Freedonia analysts will continue to watch how inflation trends affect consumer spending, from delays to substitutions.

For more information and discussion of opportunities, see The Freedonia Group’s extensive collection of off-the-shelf research. Freedonia Custom Research is also available for questions requiring tailored market intelligence.

  Consumer Goods      Industry Studies    

DoorDash – Expanding From Restaurant Delivery into Logistics for Dine-In As Well

This week, DoorDash announced that it would buy table-side contactless ordering and payment technology firm Bbot. This is part of the company’s move into technology areas, particularly restaurant logistics.

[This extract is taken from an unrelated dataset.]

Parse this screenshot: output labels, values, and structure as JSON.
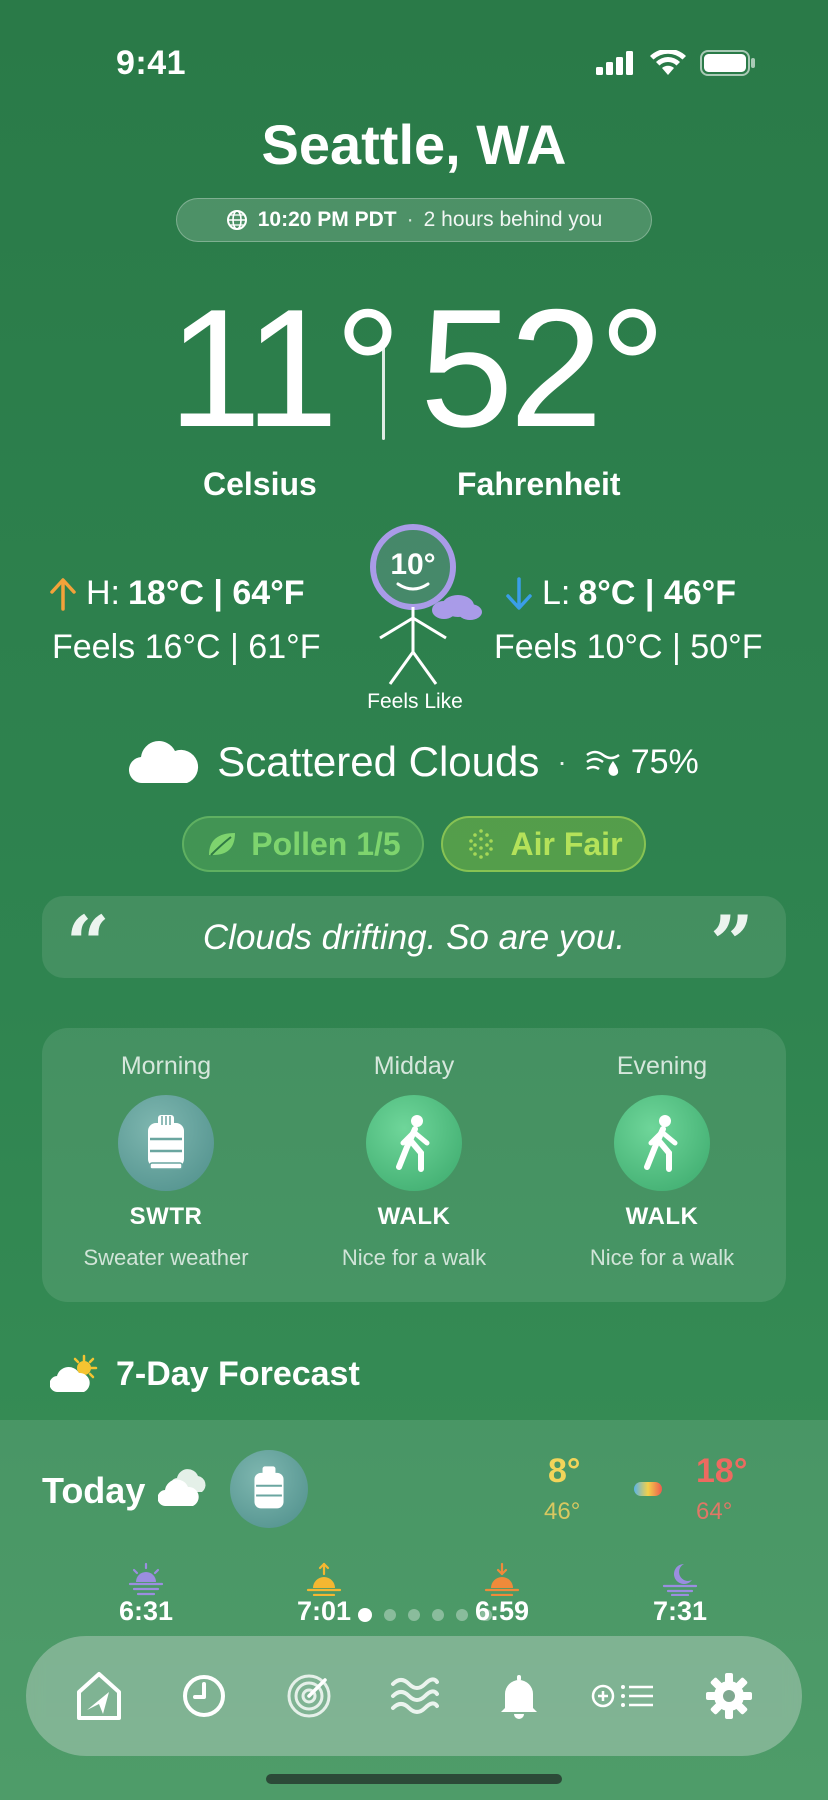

DoorDash seems to plan subscriptions to restaurant logistics services from table-side ordering technology to online ordering and delivery. This allows restauranteurs to focus on their core competency, which is usually the food. It’s also a good avenue for DoorDash as well. First-party logistics for use by the restaurants should be a more stable and profitable business extension as it relies more on technology and less on the expensive labor, which is a challenge for its original online ordering and delivery business.

One question would be access to consumer's data. Unless there is some sort of firewall or agreement about data ownership, DoorDash would be accumulating a treasure trove of information about demographics and ordering habits/preferences coming from those doing their online ordering and delivery and customers using the tableside technology.

Some restaurants have been bothered by orders going directly through third-party delivery firms such as DoorDash, GrubHub, UberEats, etc., as those firms get the customers' contact info and buying habits that the restaurants would want for marketing. However, restaurants might be more inclined to share the data with DoorDash if they weren’t frozen out of seeing who the customers are and what they like to buy.

For more information and discussion of opportunities, see The Freedonia Group’s extensive collection of off-the-shelf research, including Foodservice Single-Use Packaging and Food Carryout & Delivery (update in progress) from our sister published Packaged Facts. Freedonia Custom Research is also available for questions requiring tailored market intelligence.

  Food & Beverage      Packaging